Brain 5-HT2C receptors form part of a neural network that controls eating behaviour. 5-HT2C receptor agonists decrease food intake by activating proopiomelanocortin (POMC) neurons in the arcuate nucleus of the hypothalamus, but recent research in rodents has suggested that 5-HT2C receptor agonists may also act via dopaminergic circuitry to reduce the rewarding value of food and other reinforcers. No mechanistic studies on the effects of 5-HT2C agonists on food intake in humans have been conducted to date. The present study examined the effects of the 5-HT2C receptor agonist meta-chlorophenylpiperazine (mCPP) on food consumption, eating microstructure and Blood Oxygen Level Dependent (BOLD) functional Magnetic Resonance Imaging (fMRI) responses to food pictures in healthy female volunteers. mCPP decreased rated appetite and intake of a palatable snack eaten in the absence of hunger but had no significant effect on the consumption of a pasta lunch (although pasta eating rate was reduced). mCPP also decreased BOLD fMRI responses to the sight of food pictures in areas of reward-associated circuitry. A post-hoc analysis identified individual variability in the response to mCPP (exploratory responder-non-responder analysis). Some participants did not reduce their cookie intake after treatment with mCPP and this lack of response was associated with enhanced ratings of cookie pleasantness and enhanced baseline BOLD responses to food images in key reward and appetite circuitry. These results suggest that 5-HT2C receptor activation in humans inhibits food reward-related responding and that further investigation of stratification of responding to mCPP and other 5-HT2C receptor agonists is warranted.

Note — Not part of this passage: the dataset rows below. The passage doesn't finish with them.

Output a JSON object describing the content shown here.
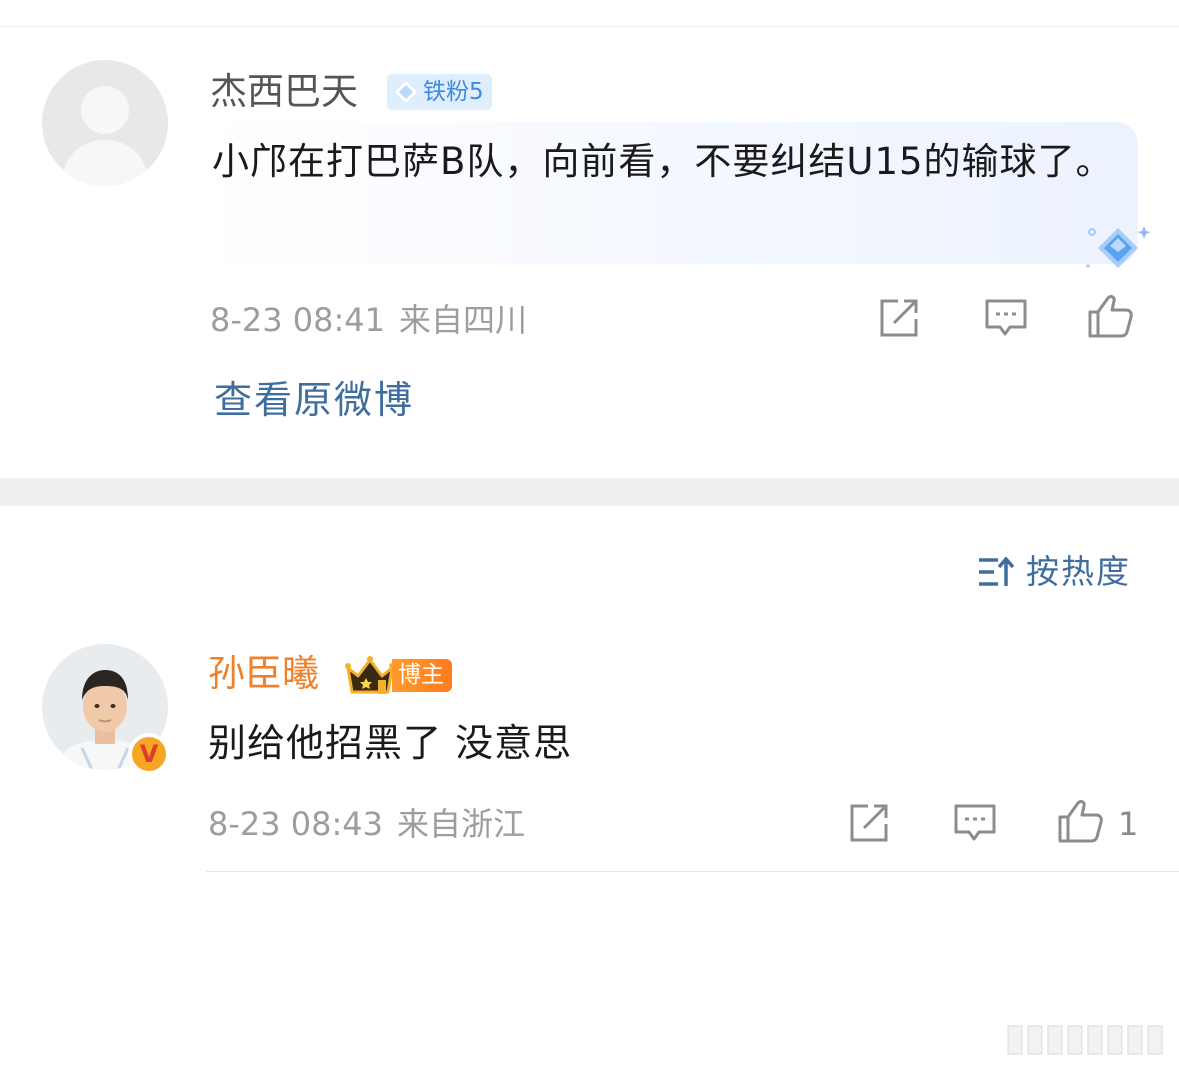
{
  "comment1": {
    "username": "杰西巴天",
    "fan_badge": "铁粉5",
    "text": "小邝在打巴萨B队，向前看，不要纠结U15的输球了。",
    "time": "8-23 08:41",
    "location": "来自四川",
    "actions": [
      "share-icon",
      "comment-icon",
      "like-icon"
    ]
  },
  "view_original_label": "查看原微博",
  "sort": {
    "label": "按热度",
    "icon": "sort-icon"
  },
  "comment2": {
    "username": "孙臣曦",
    "badge_label": "博主",
    "badge_icon": "crown-icon",
    "verified_mark": "V",
    "text": "别给他招黑了 没意思",
    "time": "8-23 08:43",
    "location": "来自浙江",
    "like_count": "1",
    "actions": [
      "share-icon",
      "comment-icon",
      "like-icon"
    ]
  },
  "colors": {
    "link_blue": "#3f6e9e",
    "blogger_orange": "#f0812a",
    "meta_gray": "#9d9d9d",
    "badge_blue": "#3d8be0"
  }
}
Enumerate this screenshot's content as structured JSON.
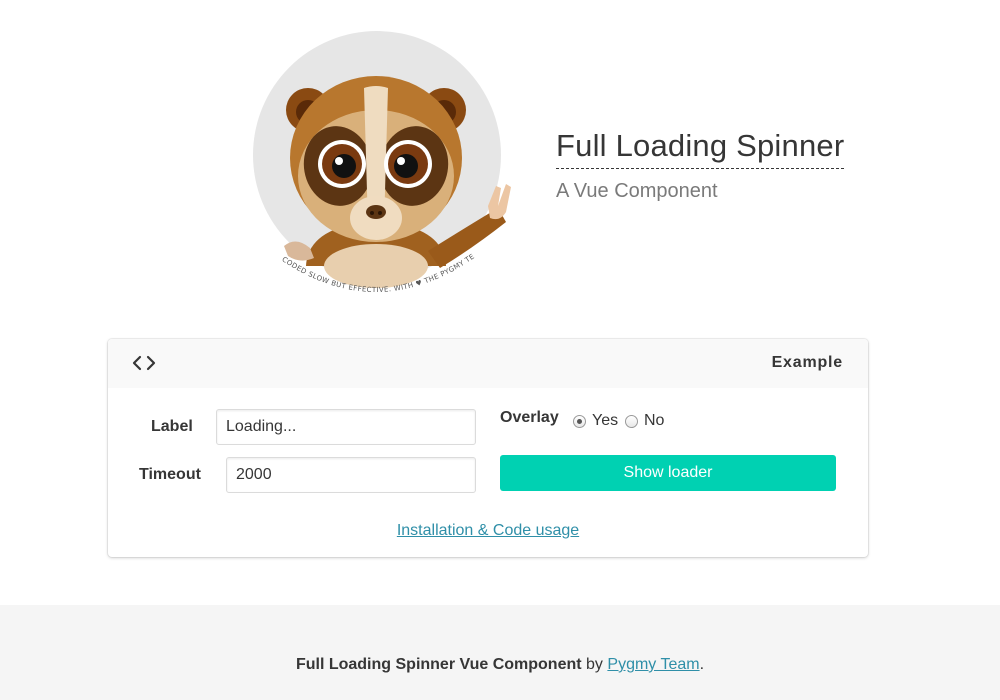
{
  "hero": {
    "title": "Full Loading Spinner",
    "subtitle": "A Vue Component",
    "logo_caption": "CODED SLOW BUT EFFECTIVE. WITH ♥ THE PYGMY TEAM"
  },
  "card": {
    "header_icon": "code-icon",
    "title": "Example",
    "label_field": {
      "label": "Label",
      "value": "Loading..."
    },
    "timeout_field": {
      "label": "Timeout",
      "value": "2000"
    },
    "overlay": {
      "label": "Overlay",
      "options": [
        "Yes",
        "No"
      ],
      "selected": "Yes"
    },
    "button_label": "Show loader",
    "link_text": "Installation & Code usage"
  },
  "footer": {
    "project": "Full Loading Spinner Vue Component",
    "by": "by",
    "team": "Pygmy Team",
    "period": "."
  },
  "colors": {
    "primary": "#00d1b2",
    "link": "#2f8fa8",
    "text": "#363636",
    "muted": "#7a7a7a",
    "footer_bg": "#f5f5f5"
  }
}
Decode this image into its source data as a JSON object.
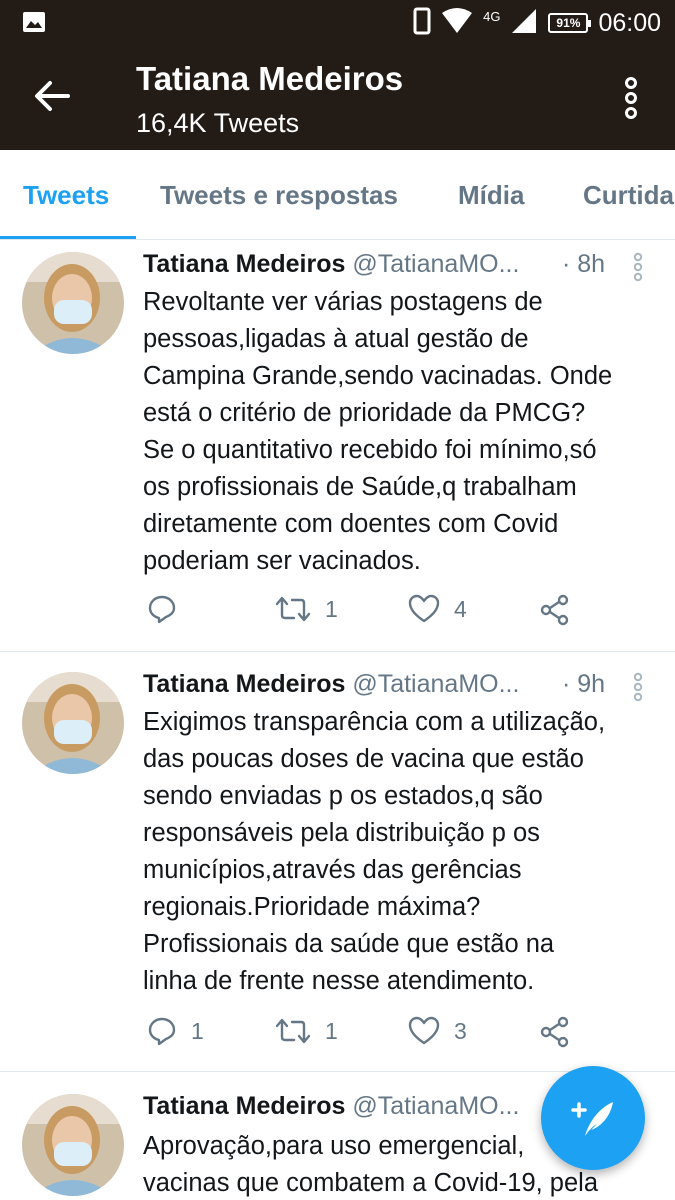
{
  "statusbar": {
    "time": "06:00",
    "battery": "91%",
    "network": "4G",
    "icons": [
      "image-icon",
      "phone-icon",
      "wifi-icon",
      "signal-icon",
      "battery-icon"
    ]
  },
  "header": {
    "title": "Tatiana Medeiros",
    "subtitle": "16,4K Tweets"
  },
  "tabs": [
    {
      "label": "Tweets",
      "active": true
    },
    {
      "label": "Tweets e respostas",
      "active": false
    },
    {
      "label": "Mídia",
      "active": false
    },
    {
      "label": "Curtidas",
      "active": false
    }
  ],
  "tweets": [
    {
      "name": "Tatiana Medeiros",
      "handle": "@TatianaMO...",
      "time": "· 8h",
      "lines": [
        "Revoltante ver várias postagens de",
        "pessoas,ligadas à atual gestão de",
        "Campina Grande,sendo vacinadas. Onde",
        "está o critério de prioridade da PMCG?",
        "Se o quantitativo recebido foi mínimo,só",
        "os profissionais de Saúde,q trabalham",
        "diretamente com doentes com Covid",
        "poderiam ser vacinados."
      ],
      "replies": "",
      "retweets": "1",
      "likes": "4"
    },
    {
      "name": "Tatiana Medeiros",
      "handle": "@TatianaMO...",
      "time": "· 9h",
      "lines": [
        "Exigimos transparência com a utilização,",
        "das poucas doses de vacina que estão",
        "sendo enviadas p os estados,q são",
        "responsáveis pela distribuição p os",
        "municípios,através das gerências",
        "regionais.Prioridade máxima?",
        "Profissionais da saúde que estão na",
        "linha de frente nesse atendimento."
      ],
      "replies": "1",
      "retweets": "1",
      "likes": "3"
    },
    {
      "name": "Tatiana Medeiros",
      "handle": "@TatianaMO...",
      "time": "",
      "lines": [
        "Aprovação,para uso emergencial,",
        "vacinas que combatem a Covid-19, pela"
      ]
    }
  ],
  "colors": {
    "header_bg": "#231b16",
    "accent": "#1da1f2",
    "secondary_text": "#657786"
  }
}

Details

Original languageEnglish
Pages (from-to)257–267
JournalPsychopharmacology
Volume235
Issue number1
Early online date28 Oct 2017
Publication statusPublished - Jan 2018